All lines of the material must be output verbatim.
* * *
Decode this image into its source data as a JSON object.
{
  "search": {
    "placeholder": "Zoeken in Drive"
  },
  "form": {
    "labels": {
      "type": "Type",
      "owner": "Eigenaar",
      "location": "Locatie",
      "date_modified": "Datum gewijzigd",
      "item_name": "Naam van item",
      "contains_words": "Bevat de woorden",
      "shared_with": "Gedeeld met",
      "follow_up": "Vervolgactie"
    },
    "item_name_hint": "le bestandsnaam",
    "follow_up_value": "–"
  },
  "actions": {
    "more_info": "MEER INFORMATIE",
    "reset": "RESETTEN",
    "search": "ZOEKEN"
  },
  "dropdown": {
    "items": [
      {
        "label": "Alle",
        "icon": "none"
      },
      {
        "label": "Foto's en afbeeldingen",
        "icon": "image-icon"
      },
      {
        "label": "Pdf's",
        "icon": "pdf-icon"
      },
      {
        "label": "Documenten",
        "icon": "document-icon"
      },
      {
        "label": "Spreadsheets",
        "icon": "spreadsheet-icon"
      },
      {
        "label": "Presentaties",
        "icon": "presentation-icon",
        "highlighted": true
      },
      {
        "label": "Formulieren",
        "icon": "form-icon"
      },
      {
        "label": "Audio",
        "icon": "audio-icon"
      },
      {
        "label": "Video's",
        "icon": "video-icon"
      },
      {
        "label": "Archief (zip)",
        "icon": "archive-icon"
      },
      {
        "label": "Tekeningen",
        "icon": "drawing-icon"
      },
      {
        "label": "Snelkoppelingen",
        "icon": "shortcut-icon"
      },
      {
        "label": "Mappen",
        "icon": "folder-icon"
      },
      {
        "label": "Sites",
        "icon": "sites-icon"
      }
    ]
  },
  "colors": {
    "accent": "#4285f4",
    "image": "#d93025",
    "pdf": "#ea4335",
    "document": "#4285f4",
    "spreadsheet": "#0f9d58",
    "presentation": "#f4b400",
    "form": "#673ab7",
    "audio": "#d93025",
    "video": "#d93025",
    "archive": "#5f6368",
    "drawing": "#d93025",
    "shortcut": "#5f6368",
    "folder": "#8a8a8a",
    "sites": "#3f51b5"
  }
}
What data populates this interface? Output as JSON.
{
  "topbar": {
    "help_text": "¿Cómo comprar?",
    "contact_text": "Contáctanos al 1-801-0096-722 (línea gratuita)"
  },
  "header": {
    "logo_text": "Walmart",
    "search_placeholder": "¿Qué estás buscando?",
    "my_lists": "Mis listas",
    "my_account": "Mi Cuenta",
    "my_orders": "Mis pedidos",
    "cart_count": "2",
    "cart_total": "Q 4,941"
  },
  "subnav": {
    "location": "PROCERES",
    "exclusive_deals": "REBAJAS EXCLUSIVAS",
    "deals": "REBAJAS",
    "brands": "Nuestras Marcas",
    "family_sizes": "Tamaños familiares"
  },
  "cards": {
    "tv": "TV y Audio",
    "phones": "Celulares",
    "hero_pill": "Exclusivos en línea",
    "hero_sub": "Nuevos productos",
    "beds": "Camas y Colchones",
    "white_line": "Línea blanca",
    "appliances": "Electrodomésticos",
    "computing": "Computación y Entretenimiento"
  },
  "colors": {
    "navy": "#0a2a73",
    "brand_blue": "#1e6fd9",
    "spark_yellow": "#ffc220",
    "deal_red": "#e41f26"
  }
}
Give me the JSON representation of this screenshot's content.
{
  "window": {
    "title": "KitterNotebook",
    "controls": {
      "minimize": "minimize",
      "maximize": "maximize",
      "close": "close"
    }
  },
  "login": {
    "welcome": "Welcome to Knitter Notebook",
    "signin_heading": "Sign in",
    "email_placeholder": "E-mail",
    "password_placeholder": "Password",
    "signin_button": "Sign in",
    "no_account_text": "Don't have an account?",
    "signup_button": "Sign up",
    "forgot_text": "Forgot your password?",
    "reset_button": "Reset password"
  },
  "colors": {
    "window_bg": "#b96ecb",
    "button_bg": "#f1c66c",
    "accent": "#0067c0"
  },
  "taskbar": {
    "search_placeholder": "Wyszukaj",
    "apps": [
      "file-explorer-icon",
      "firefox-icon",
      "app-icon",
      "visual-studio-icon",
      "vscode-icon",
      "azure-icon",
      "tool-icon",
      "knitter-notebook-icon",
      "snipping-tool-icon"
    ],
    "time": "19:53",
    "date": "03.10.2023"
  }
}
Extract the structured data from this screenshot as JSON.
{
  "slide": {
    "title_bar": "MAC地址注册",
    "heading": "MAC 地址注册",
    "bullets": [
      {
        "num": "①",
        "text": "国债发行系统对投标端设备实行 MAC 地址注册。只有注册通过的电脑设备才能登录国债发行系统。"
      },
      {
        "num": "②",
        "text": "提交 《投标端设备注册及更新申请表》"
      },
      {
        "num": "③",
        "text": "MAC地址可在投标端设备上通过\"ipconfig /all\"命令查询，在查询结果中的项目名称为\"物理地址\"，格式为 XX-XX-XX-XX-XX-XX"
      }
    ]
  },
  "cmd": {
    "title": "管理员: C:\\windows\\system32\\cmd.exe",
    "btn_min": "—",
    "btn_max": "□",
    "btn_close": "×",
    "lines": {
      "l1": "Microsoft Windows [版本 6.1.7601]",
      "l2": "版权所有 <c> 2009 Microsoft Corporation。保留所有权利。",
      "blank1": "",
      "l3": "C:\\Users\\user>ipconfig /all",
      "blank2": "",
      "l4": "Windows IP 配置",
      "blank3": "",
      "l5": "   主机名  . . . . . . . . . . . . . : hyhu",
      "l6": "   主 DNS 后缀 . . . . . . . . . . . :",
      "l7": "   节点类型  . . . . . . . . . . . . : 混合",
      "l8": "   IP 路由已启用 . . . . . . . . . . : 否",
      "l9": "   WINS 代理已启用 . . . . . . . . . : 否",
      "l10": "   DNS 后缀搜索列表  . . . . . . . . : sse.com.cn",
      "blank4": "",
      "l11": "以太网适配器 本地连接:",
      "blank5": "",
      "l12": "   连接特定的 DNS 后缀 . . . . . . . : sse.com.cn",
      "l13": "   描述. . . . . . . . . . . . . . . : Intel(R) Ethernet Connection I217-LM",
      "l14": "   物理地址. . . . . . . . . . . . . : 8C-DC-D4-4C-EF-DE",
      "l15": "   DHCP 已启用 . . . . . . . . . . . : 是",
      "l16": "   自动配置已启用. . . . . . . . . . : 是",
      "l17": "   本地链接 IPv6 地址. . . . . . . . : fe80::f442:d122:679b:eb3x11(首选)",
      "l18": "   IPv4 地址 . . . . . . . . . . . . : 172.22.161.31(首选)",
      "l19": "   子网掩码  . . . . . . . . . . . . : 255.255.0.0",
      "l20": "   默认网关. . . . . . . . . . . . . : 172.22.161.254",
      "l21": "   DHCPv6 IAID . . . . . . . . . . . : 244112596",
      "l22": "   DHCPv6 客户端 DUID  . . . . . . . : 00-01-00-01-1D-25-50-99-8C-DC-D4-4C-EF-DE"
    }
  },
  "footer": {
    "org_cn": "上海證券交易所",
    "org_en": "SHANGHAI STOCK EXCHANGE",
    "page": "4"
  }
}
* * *
*ANSWER SECTION*.
Decode this image into its source data as a JSON object.
{
  "search": {
    "placeholder": "Zoeken in Drive"
  },
  "form": {
    "labels": {
      "type": "Type",
      "owner": "Eigenaar",
      "location": "Locatie",
      "date_modified": "Datum gewijzigd",
      "item_name": "Naam van item",
      "contains_words": "Bevat de woorden",
      "shared_with": "Gedeeld met",
      "follow_up": "Vervolgactie"
    },
    "item_name_hint": "le bestandsnaam",
    "follow_up_value": "–"
  },
  "actions": {
    "more_info": "MEER INFORMATIE",
    "reset": "RESETTEN",
    "search": "ZOEKEN"
  },
  "dropdown": {
    "items": [
      {
        "label": "Alle",
        "icon": "none"
      },
      {
        "label": "Foto's en afbeeldingen",
        "icon": "image-icon"
      },
      {
        "label": "Pdf's",
        "icon": "pdf-icon"
      },
      {
        "label": "Documenten",
        "icon": "document-icon"
      },
      {
        "label": "Spreadsheets",
        "icon": "spreadsheet-icon"
      },
      {
        "label": "Presentaties",
        "icon": "presentation-icon",
        "highlighted": true
      },
      {
        "label": "Formulieren",
        "icon": "form-icon"
      },
      {
        "label": "Audio",
        "icon": "audio-icon"
      },
      {
        "label": "Video's",
        "icon": "video-icon"
      },
      {
        "label": "Archief (zip)",
        "icon": "archive-icon"
      },
      {
        "label": "Tekeningen",
        "icon": "drawing-icon"
      },
      {
        "label": "Snelkoppelingen",
        "icon": "shortcut-icon"
      },
      {
        "label": "Mappen",
        "icon": "folder-icon"
      },
      {
        "label": "Sites",
        "icon": "sites-icon"
      }
    ]
  },
  "colors": {
    "accent": "#4285f4",
    "image": "#d93025",
    "pdf": "#ea4335",
    "document": "#4285f4",
    "spreadsheet": "#0f9d58",
    "presentation": "#f4b400",
    "form": "#673ab7",
    "audio": "#d93025",
    "video": "#d93025",
    "archive": "#5f6368",
    "drawing": "#d93025",
    "shortcut": "#5f6368",
    "folder": "#8a8a8a",
    "sites": "#3f51b5"
  }
}
What data populates this interface? Output as JSON.
{
  "topbar": {
    "help_text": "¿Cómo comprar?",
    "contact_text": "Contáctanos al 1-801-0096-722 (línea gratuita)"
  },
  "header": {
    "logo_text": "Walmart",
    "search_placeholder": "¿Qué estás buscando?",
    "my_lists": "Mis listas",
    "my_account": "Mi Cuenta",
    "my_orders": "Mis pedidos",
    "cart_count": "2",
    "cart_total": "Q 4,941"
  },
  "subnav": {
    "location": "PROCERES",
    "exclusive_deals": "REBAJAS EXCLUSIVAS",
    "deals": "REBAJAS",
    "brands": "Nuestras Marcas",
    "family_sizes": "Tamaños familiares"
  },
  "cards": {
    "tv": "TV y Audio",
    "phones": "Celulares",
    "hero_pill": "Exclusivos en línea",
    "hero_sub": "Nuevos productos",
    "beds": "Camas y Colchones",
    "white_line": "Línea blanca",
    "appliances": "Electrodomésticos",
    "computing": "Computación y Entretenimiento"
  },
  "colors": {
    "navy": "#0a2a73",
    "brand_blue": "#1e6fd9",
    "spark_yellow": "#ffc220",
    "deal_red": "#e41f26"
  }
}
Give me the JSON representation of this screenshot's content.
{
  "window": {
    "title": "KitterNotebook",
    "controls": {
      "minimize": "minimize",
      "maximize": "maximize",
      "close": "close"
    }
  },
  "login": {
    "welcome": "Welcome to Knitter Notebook",
    "signin_heading": "Sign in",
    "email_placeholder": "E-mail",
    "password_placeholder": "Password",
    "signin_button": "Sign in",
    "no_account_text": "Don't have an account?",
    "signup_button": "Sign up",
    "forgot_text": "Forgot your password?",
    "reset_button": "Reset password"
  },
  "colors": {
    "window_bg": "#b96ecb",
    "button_bg": "#f1c66c",
    "accent": "#0067c0"
  },
  "taskbar": {
    "search_placeholder": "Wyszukaj",
    "apps": [
      "file-explorer-icon",
      "firefox-icon",
      "app-icon",
      "visual-studio-icon",
      "vscode-icon",
      "azure-icon",
      "tool-icon",
      "knitter-notebook-icon",
      "snipping-tool-icon"
    ],
    "time": "19:53",
    "date": "03.10.2023"
  }
}
Extract the structured data from this screenshot as JSON.
{
  "slide": {
    "title_bar": "MAC地址注册",
    "heading": "MAC 地址注册",
    "bullets": [
      {
        "num": "①",
        "text": "国债发行系统对投标端设备实行 MAC 地址注册。只有注册通过的电脑设备才能登录国债发行系统。"
      },
      {
        "num": "②",
        "text": "提交 《投标端设备注册及更新申请表》"
      },
      {
        "num": "③",
        "text": "MAC地址可在投标端设备上通过\"ipconfig /all\"命令查询，在查询结果中的项目名称为\"物理地址\"，格式为 XX-XX-XX-XX-XX-XX"
      }
    ]
  },
  "cmd": {
    "title": "管理员: C:\\windows\\system32\\cmd.exe",
    "btn_min": "—",
    "btn_max": "□",
    "btn_close": "×",
    "lines": {
      "l1": "Microsoft Windows [版本 6.1.7601]",
      "l2": "版权所有 <c> 2009 Microsoft Corporation。保留所有权利。",
      "blank1": "",
      "l3": "C:\\Users\\user>ipconfig /all",
      "blank2": "",
      "l4": "Windows IP 配置",
      "blank3": "",
      "l5": "   主机名  . . . . . . . . . . . . . : hyhu",
      "l6": "   主 DNS 后缀 . . . . . . . . . . . :",
      "l7": "   节点类型  . . . . . . . . . . . . : 混合",
      "l8": "   IP 路由已启用 . . . . . . . . . . : 否",
      "l9": "   WINS 代理已启用 . . . . . . . . . : 否",
      "l10": "   DNS 后缀搜索列表  . . . . . . . . : sse.com.cn",
      "blank4": "",
      "l11": "以太网适配器 本地连接:",
      "blank5": "",
      "l12": "   连接特定的 DNS 后缀 . . . . . . . : sse.com.cn",
      "l13": "   描述. . . . . . . . . . . . . . . : Intel(R) Ethernet Connection I217-LM",
      "l14": "   物理地址. . . . . . . . . . . . . : 8C-DC-D4-4C-EF-DE",
      "l15": "   DHCP 已启用 . . . . . . . . . . . : 是",
      "l16": "   自动配置已启用. . . . . . . . . . : 是",
      "l17": "   本地链接 IPv6 地址. . . . . . . . : fe80::f442:d122:679b:eb3x11(首选)",
      "l18": "   IPv4 地址 . . . . . . . . . . . . : 172.22.161.31(首选)",
      "l19": "   子网掩码  . . . . . . . . . . . . : 255.255.0.0",
      "l20": "   默认网关. . . . . . . . . . . . . : 172.22.161.254",
      "l21": "   DHCPv6 IAID . . . . . . . . . . . : 244112596",
      "l22": "   DHCPv6 客户端 DUID  . . . . . . . : 00-01-00-01-1D-25-50-99-8C-DC-D4-4C-EF-DE"
    }
  },
  "footer": {
    "org_cn": "上海證券交易所",
    "org_en": "SHANGHAI STOCK EXCHANGE",
    "page": "4"
  }
}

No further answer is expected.